It’s a variation of a good luck, Chinese Wish Pot, but with a major difference. Instead of writing your wishes on paper, then placing that wish within the pot, with this particular Chinese ornate box there’s no need for the written word. All you do is place your hands on the top then say what you want; it’ll happen. Guaranteed. But there’s a price, and by the time you realize what that price is you’ll wish you’d never found the box, but by then… well, you’ve got where this is going.
In the new teenage horror, Wish Upon, high-schooler from the poorer side of town, Clare Shannon (Joey King) is given what looks like a music box by her father (Ryan Phillipe). He’s clearing out the house, and that box with the ancient Chinese engravings is something he’s found up in the attic. At this point, neither he nor Clare know it, but it’s the box that made Clare’s mother take her life when Clare was just a little girl. But we know it because it all happened during the opening segment to the film. And now, years later, that box has passed on to the daughter, and history is about to repeat itself.
In the way that these things happen in teenage horror movies, when Clare first discovers the power of the box, it comes by accident. One of the mean girls at school with the cool clothes and the long blonde hair, Darcie Langford (Josephine Langford) continually berates, humiliates, and cyberbullies Clare. One evening, when the high-schooler just happens to have her hands on her new found antique, she states, “I wish… I wish, Darcie Chapman… I don’t know, but, like, just rots.” The following morning, poor Darcie wakes up with most of her legs and parts of her face eaten away.
Then there’s the second wish. “I wish Paul Middlebrook falls madly in love with me.” And again, as these things might happen if you have an ancient wish box in your possession, the next day at school, Paul (Mitchell Slagert) ignores his regular, gorgeous girlfriend (another of those mean girls) and instead leers suspiciously near Clare.

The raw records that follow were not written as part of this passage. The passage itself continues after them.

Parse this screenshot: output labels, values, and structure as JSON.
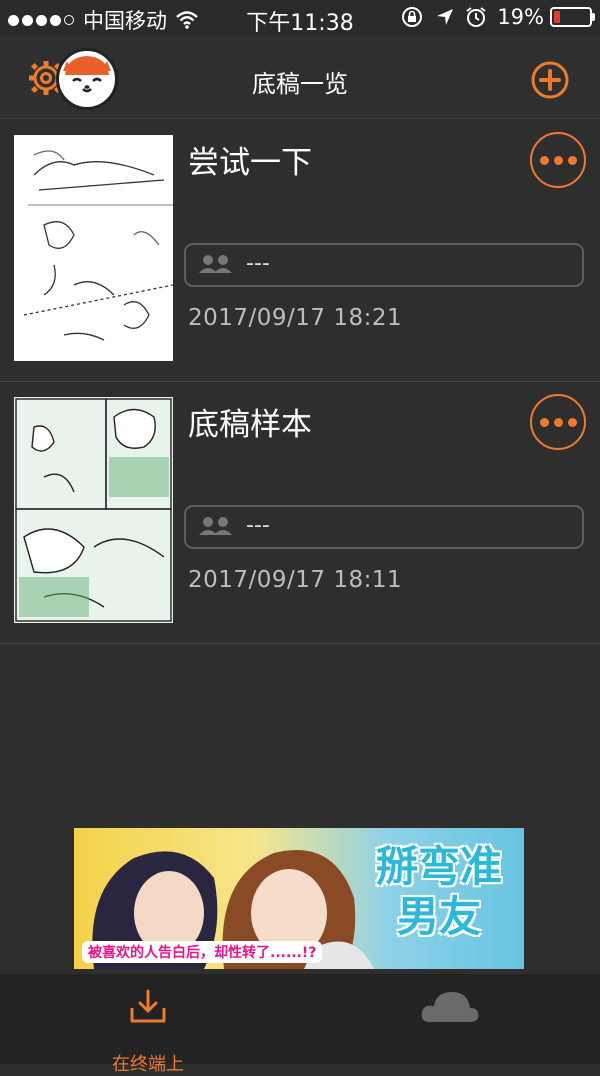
{
  "status_bar": {
    "carrier": "中国移动",
    "time": "下午11:38",
    "battery": "19%"
  },
  "nav": {
    "title": "底稿一览"
  },
  "drafts": [
    {
      "title": "尝试一下",
      "share": "---",
      "date": "2017/09/17 18:21"
    },
    {
      "title": "底稿样本",
      "share": "---",
      "date": "2017/09/17 18:11"
    }
  ],
  "ad": {
    "headline": "掰弯准男友",
    "caption": "被喜欢的人告白后，却性转了......!?"
  },
  "tabs": {
    "local_label": "在终端上"
  },
  "colors": {
    "accent": "#ee7a2c",
    "background": "#2e2e2e"
  }
}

By the third wish, the one where Clare wishes she gets everything left in the will of a recently deceased, wealthy relative, and it happens, you’d think that by now she might be piecing things together. But what she doesn’t know is that the deadly payment collected for each of those wishes has also occurred, one involving Clare’s dog. Yes, the film commits the cardinal sin; the dog dies, and if by now you’re thinking you’ve read too many plot-spoilers, forget it. In a film that was probably pitched as Wishmaster meets Final Destination crossed with Mean Girls, you pretty much have the whole thing figured out long before Clare even has a clue. Don’t these teenagers ever go to the movies?
If you’re sensing a facetious tone to the review, trust your senses. It comes from exasperation. It’s not so much the obviousness of the plot – given its target audience, if the film succeeds at anything, it’s knowing what might make for a Friday night date at the multiplex on opening weekend before box-office suddenly plummets – it’s the total lack of anything even remotely connected to authentic, cinematic horror.
Sure, horrific things occur. Dog lovers might get upset, and wondering if nice neighbor, Mrs. Deluca (Sherilyn Fenn) will loose her fingers in the sink disposal unit, Final Destination style, makes for a brief, tense moment, but in Wish Upon there’s nothing to be afraid of. There’s not even a Boo moment, one of those sudden occurrences that make you jump. Nothing. It all feels like a tepid, by the numbers approach with its formula firmly intact, and outcomes and reveals you already know long before anyone on screen gets the idea. The closest to anything inventive that might have you guessing comes when the evil within the box has two victims from which to choose. Will it kill the girl trapped in the elevator or will it go for Clare’s dad while he changes a flat at the side of a dark road? You might hope for both, just to break the pattern and make things interesting, but convention dictates only one will get it.
Worse, when it suits the script, the film doesn’t even stick to its own rules. When Clare wishes that the whole of high-school adore her (she gets invited to the coolest parties, and everyone fawns over her, even the mean girl) her two best girlfriends, currently annoyed with her for ignoring them during her magically wish-fulfilled, new-found popularity, appear unaffected. They simply remain annoyed until Clare apologizes for her snotty behavior towards them. How did they get to escape the all-encompassing power of the box when everyone else at school around them fell under its spell?
And, yes, there’s even a coda, an extra scene at the end, separate from the overall plot, but included during the middle of the credits, suggesting the box will pass on to another owner, and the same story will be told all over again but with a new set of wishes and different victims. If there’s to be a number 2, let’s wish they try a little harder. At least the Final Destination series gave its audience a spectacular opening before all that the regular stuff kicked in.
MPAA Rating: PG-13 Length: 90 Minutes Overall Rating: 3 (out of 10)